At this point, most employers understand the basics of the Affordable Care Act (ACA) but they may still have questions about many of its details. The IRS recently issued a series of Q&As to help answer some specifics around the Act.

Here are selected questions from the IRS, along with answers that are edited for space limitations:

Q. What are the Employer Shared Responsibility provisions? When do they go into effect?

For 2015 and later, employers with at least a certain number of employees (generally 50 full-time or a combination of full-time and part-time employees that is equivalent to 50 full-timers) will be subject to the Employer Shared Responsibility provisions under section 4980H of the Internal Revenue Code. (This is sometimes called “the employer mandate.”)

As defined by the statute, a full-time employee is employed on average at least 30 hours per week.

An employer that meets the 50 full-time employee threshold is referred to as an applicable large employer. If these employers don’t offer affordable health insurance that provides a minimum level of coverage to their full-timers (and their dependents), the employer may be subject to an Employer Shared Responsibility payment if at least one of its full-time employees receives a premium tax credit for purchasing individual coverage on one of the new Affordable Insurance Exchanges, also called the Health Insurance Marketplace.

The Shared Responsibility provisions aren’t effective until January 1, 2015, meaning no payments will be assessed for 2014. Employers will use information about the number of employees they employ and their hours during 2014 to determine whether they’re considered an applicable large employer for 2015.

Q. How many employees must an employer have to be subject to the Shared Responsibility provisions?

To be subject to the provisions for a calendar year, an employer must have employed during the previous calendar year at least 50 full-time employees or a combination of full-time and part-time employees that equals at least 50. For example, an employer that employs 40 full-time employees (that is, employees employed 30 or more hours a week on average) and 20 employees employed 15 hours a week on average has the equivalent of 50 full-time employees, and would be an applicable large employer.

Seasonal workers are taken into account in determining the number of full-time employees. However, if an employer’s workforce exceeds 50 full-time employees (including full-time equivalents or FTEs) for 120 days or fewer during a calendar year, and the employees in excess of 50 who were employed during that period of no more than 120 days were seasonal workers, the employer is not considered an applicable large employer.

Seasonal workers are those who perform labor or services on a seasonal basis as defined by the Secretary of Labor, and retail workers employed exclusively during holiday seasons. For this purpose, employers may apply a reasonable, good faith interpretation of “seasonal worker.”

Employers will determine each year based on their current number of employees whether they’ll be considered an applicable large employer for the next year.
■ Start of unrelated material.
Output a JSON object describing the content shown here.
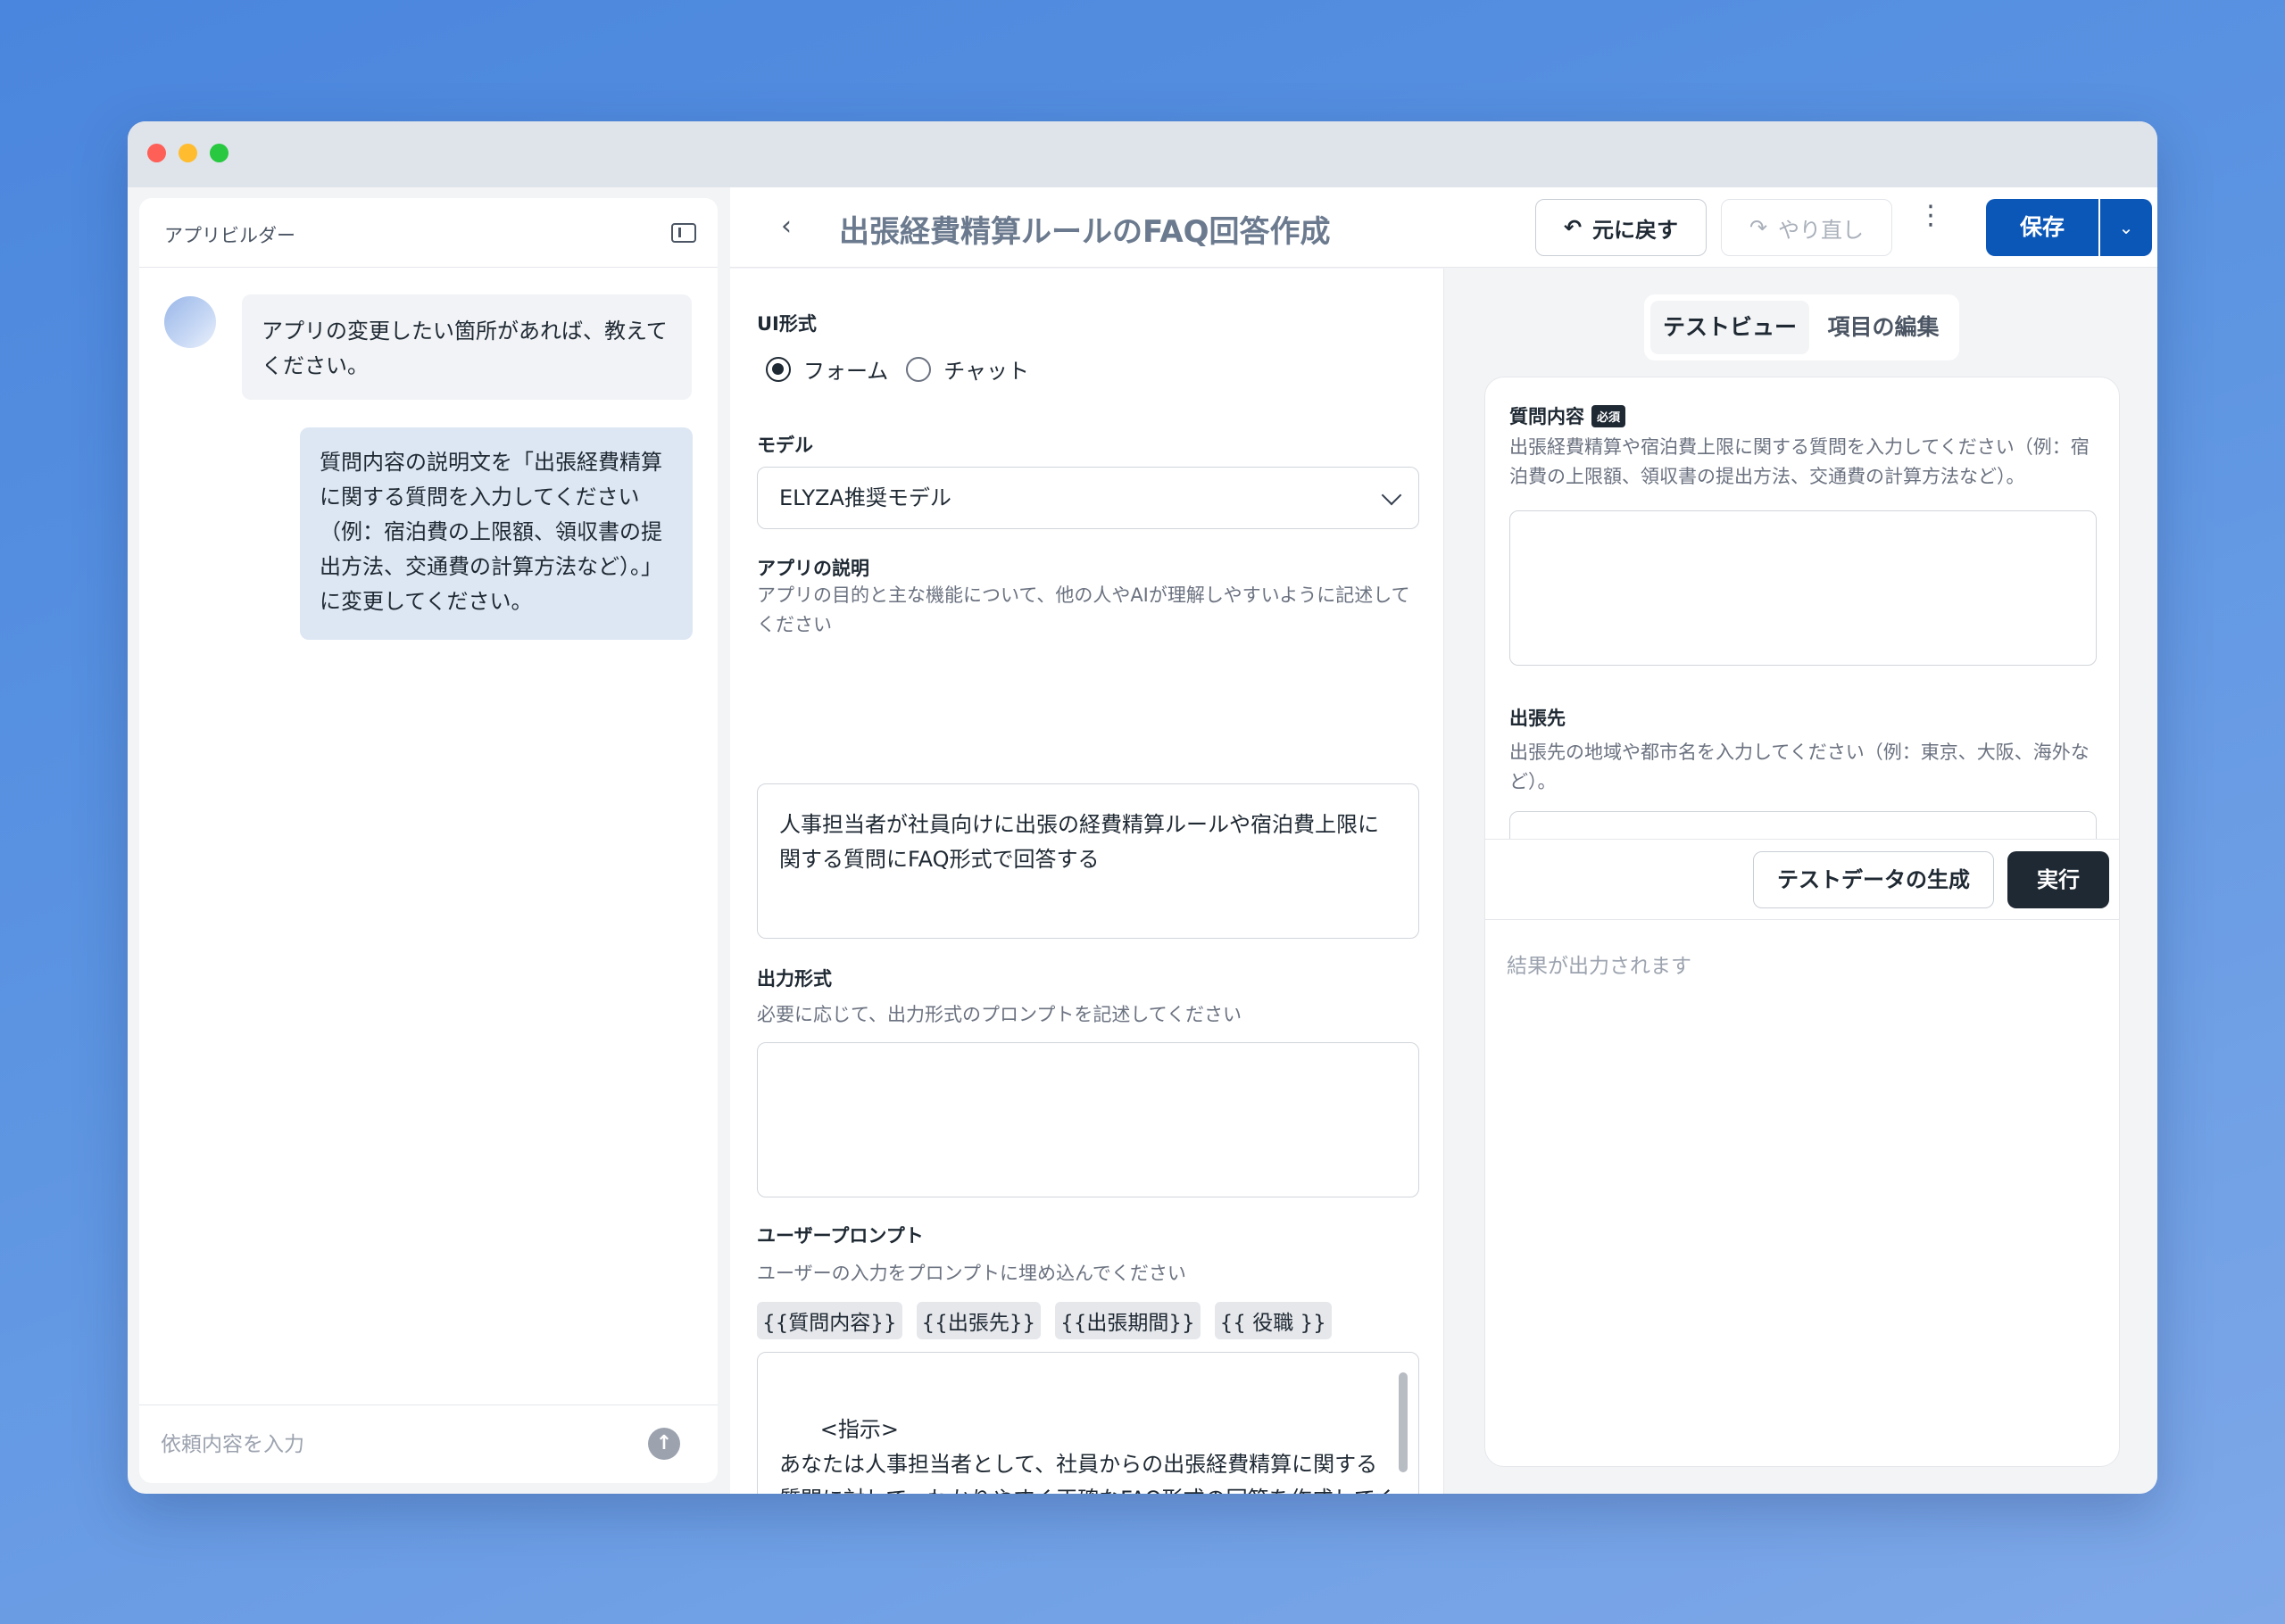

For example, if an employer has at least 50 full-time employees (including FTEs) for 2014, it will be considered a large employer for 2015.
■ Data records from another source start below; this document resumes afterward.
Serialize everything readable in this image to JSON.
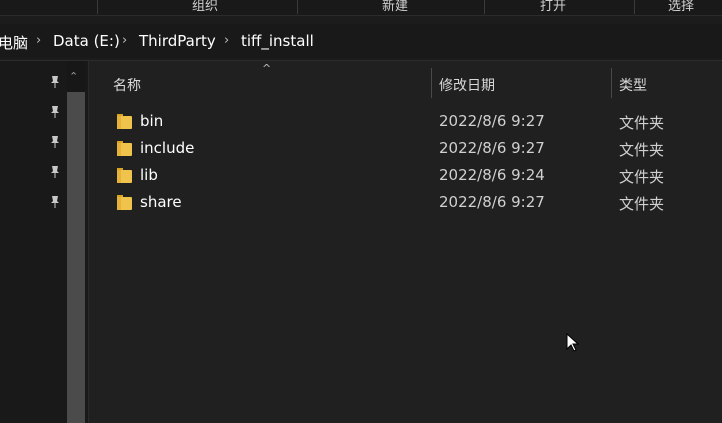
{
  "ribbon": {
    "groups": [
      "组织",
      "新建",
      "打开",
      "选择"
    ]
  },
  "breadcrumb": {
    "items": [
      "电脑",
      "Data (E:)",
      "ThirdParty",
      "tiff_install"
    ]
  },
  "columns": {
    "name": "名称",
    "date": "修改日期",
    "type": "类型"
  },
  "files": [
    {
      "name": "bin",
      "date": "2022/8/6 9:27",
      "type": "文件夹"
    },
    {
      "name": "include",
      "date": "2022/8/6 9:27",
      "type": "文件夹"
    },
    {
      "name": "lib",
      "date": "2022/8/6 9:24",
      "type": "文件夹"
    },
    {
      "name": "share",
      "date": "2022/8/6 9:27",
      "type": "文件夹"
    }
  ],
  "icons": {
    "folder": "folder-icon",
    "pin": "pin-icon",
    "chevron": "chevron-right-icon"
  },
  "colors": {
    "background": "#202020",
    "folder": "#f0c44c",
    "text": "#ffffff"
  }
}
Note: Since employers will be performing this calculation for the first time to determine their status for 2015, there is a transition rule intended to make this first calculation easier.
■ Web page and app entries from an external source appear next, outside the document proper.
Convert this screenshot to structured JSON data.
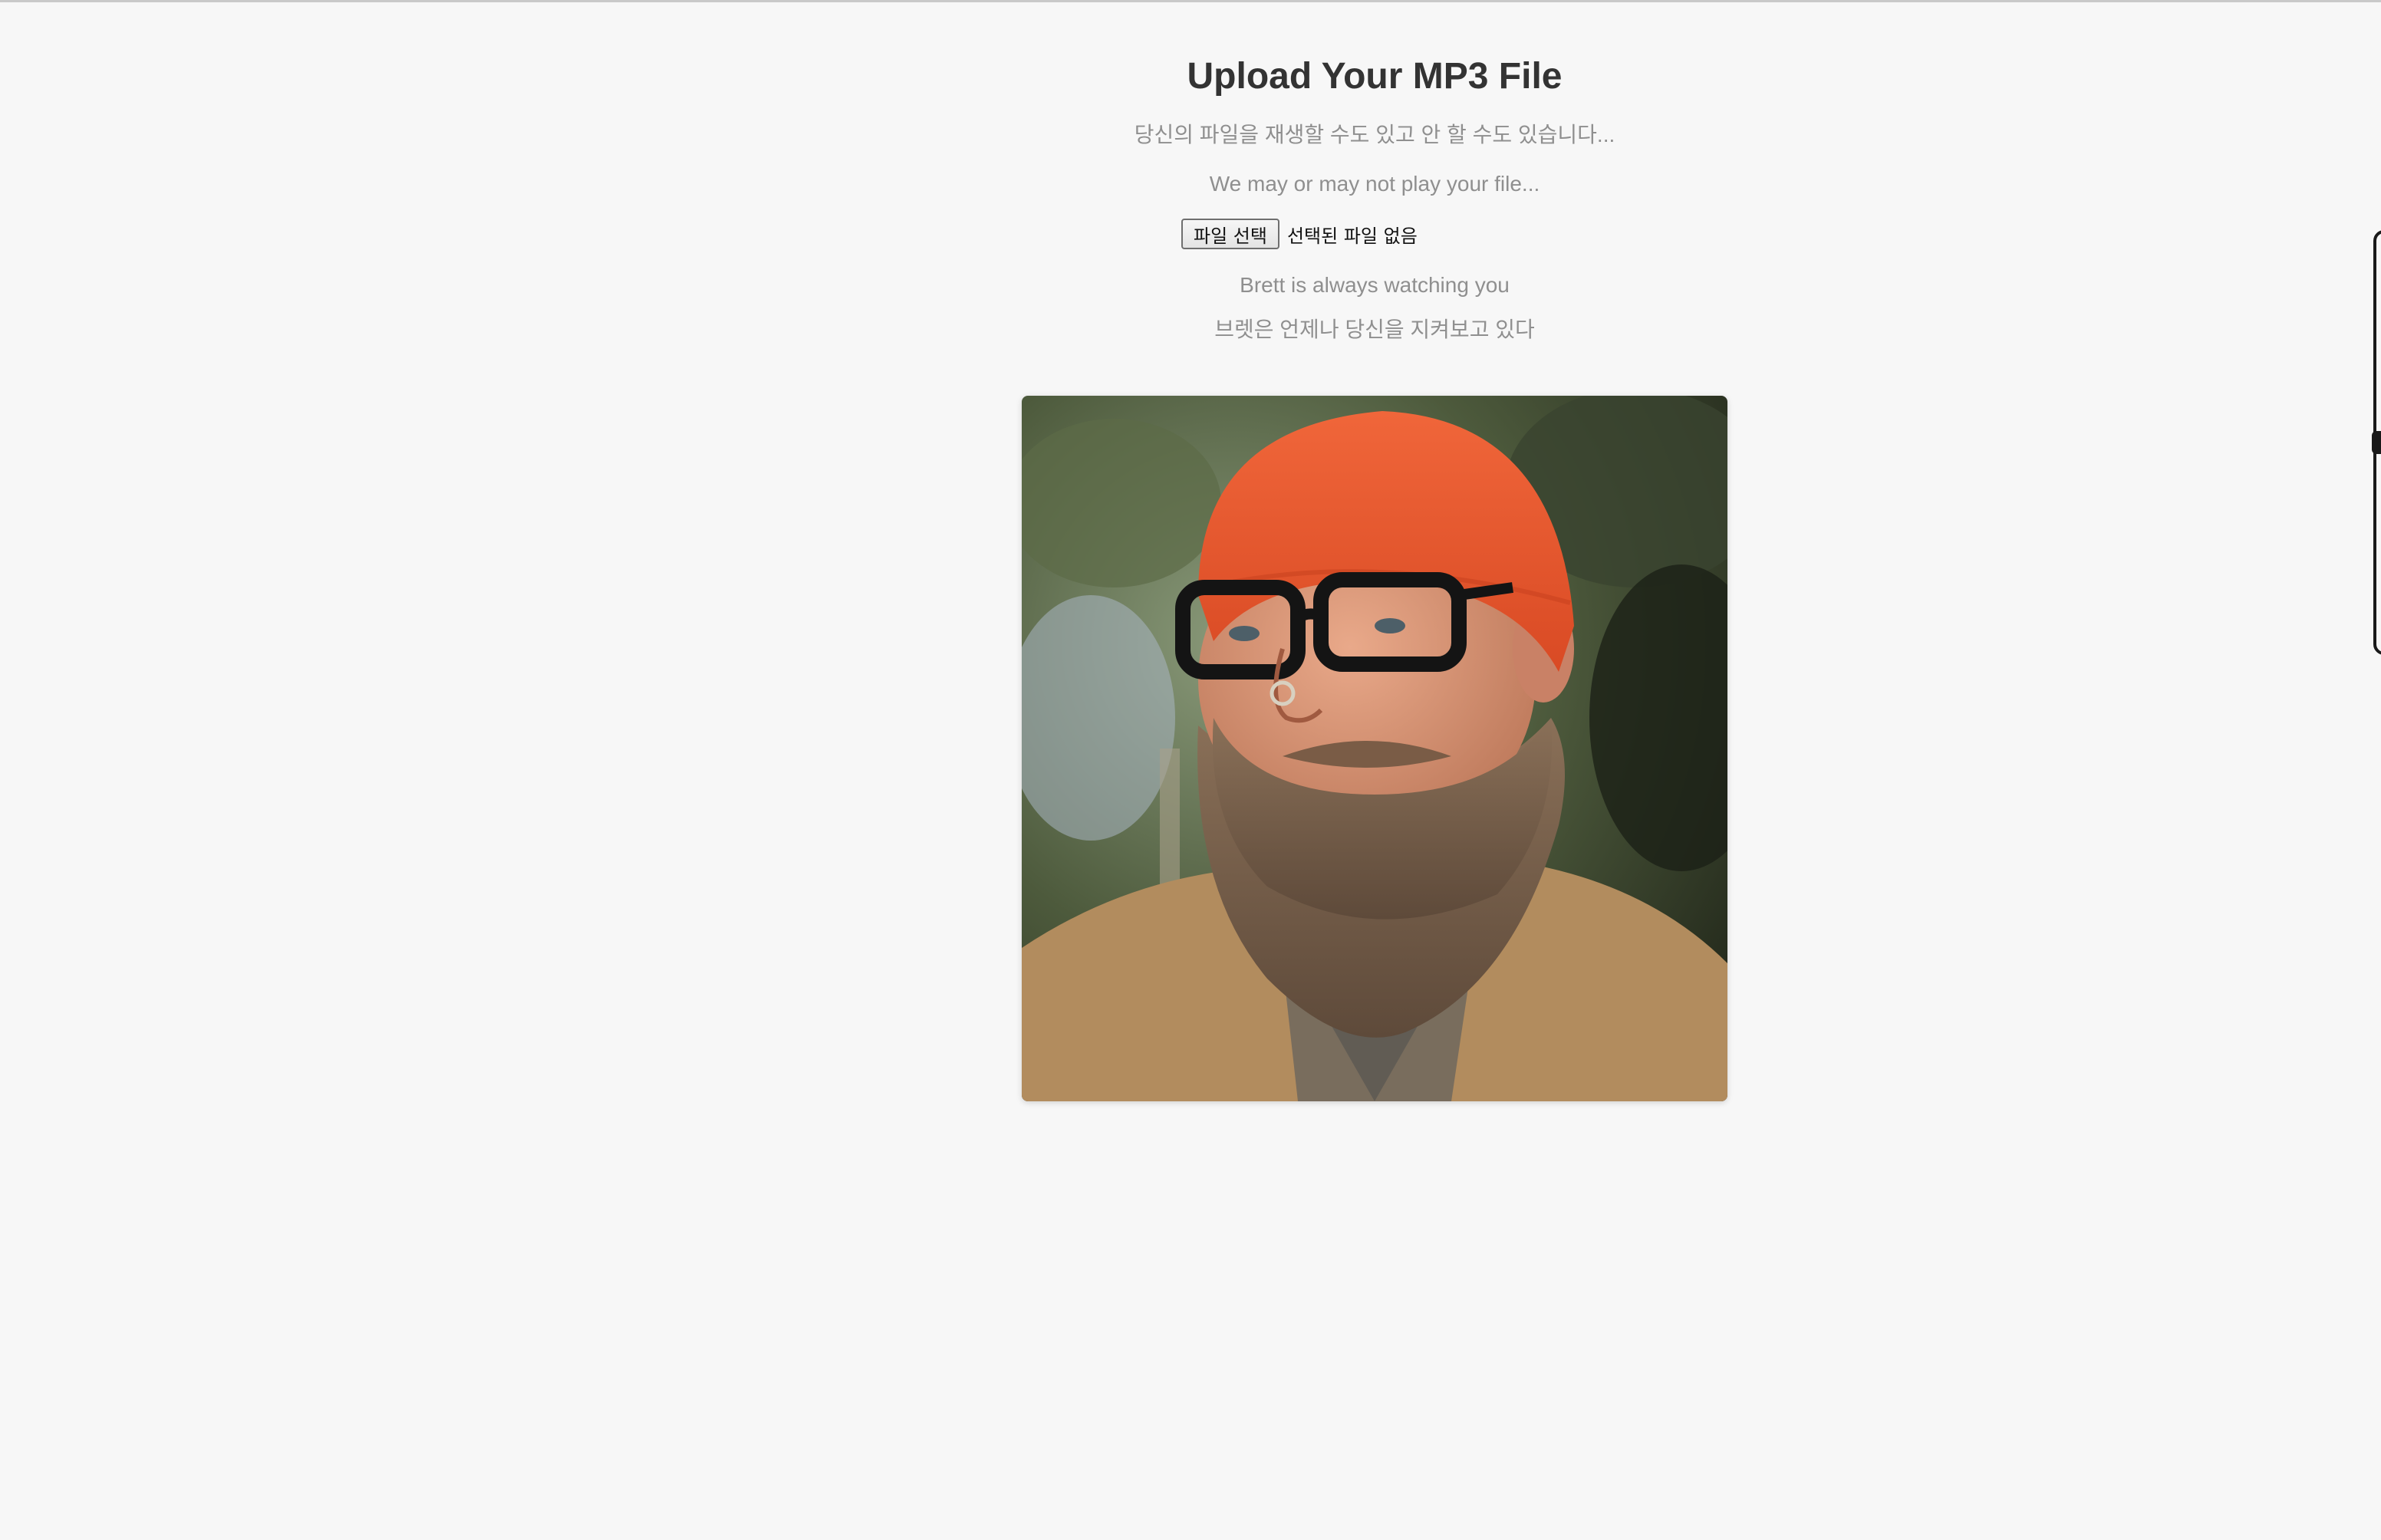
{
  "page": {
    "title": "Upload Your MP3 File",
    "subtitle_ko": "당신의 파일을 재생할 수도 있고 안 할 수도 있습니다...",
    "subtitle_en": "We may or may not play your file...",
    "watching_en": "Brett is always watching you",
    "watching_ko": "브렛은 언제나 당신을 지켜보고 있다"
  },
  "file_input": {
    "button_label": "파일 선택",
    "status": "선택된 파일 없음"
  },
  "colors": {
    "background": "#f7f7f7",
    "title": "#333333",
    "subtitle": "#8f8f8f",
    "beanie": "#e5532c",
    "jacket": "#b08a5c"
  }
}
Employers average their number of employees across the months in the year to see whether they’ll be an applicable large employer for the next year. This can take account of fluctuations that many employers experience. The final regulations provide additional information about how to determine the average number of employees for a year, including how to take account of salaried employees who may not clock their hours.

Q. How does an employer not in existence the preceding calendar year determine if it has enough employees to be subject to the Shared Responsibility provisions?

An employer not in existence on any business day in the prior calendar year is considered an applicable large employer in the current year if the employer is reasonably expected to employ an average of at least 50 full-time employees (including full-time equivalents) on business days during the current calendar year and it actually employs an average of at least 50 full-time employees (including FTEs) on business days during the calendar year.

In contrast, for the next year (the year after the first year), the employer will determine its status as an applicable large employer using the rules that generally apply (that is, based on the number of full-time employees and full-time equivalents that the employer employed the preceding year).

Q. If two or more companies have a common owner or are otherwise related, are they combined for purposes of determining whether they employ enough employees to be subject to the Shared Responsibility provisions?

Yes, Section 4980H includes a longstanding provision that also applies for other tax and employee benefit purposes. Under it, companies with a common owner or that are otherwise related generally are combined and treated as a single employer. So they would be combined for purposes of determining whether or not they collectively employ at least 50 full-time employees (including FTEs). If the combined total meets the threshold, then each separate company is subject to the Sh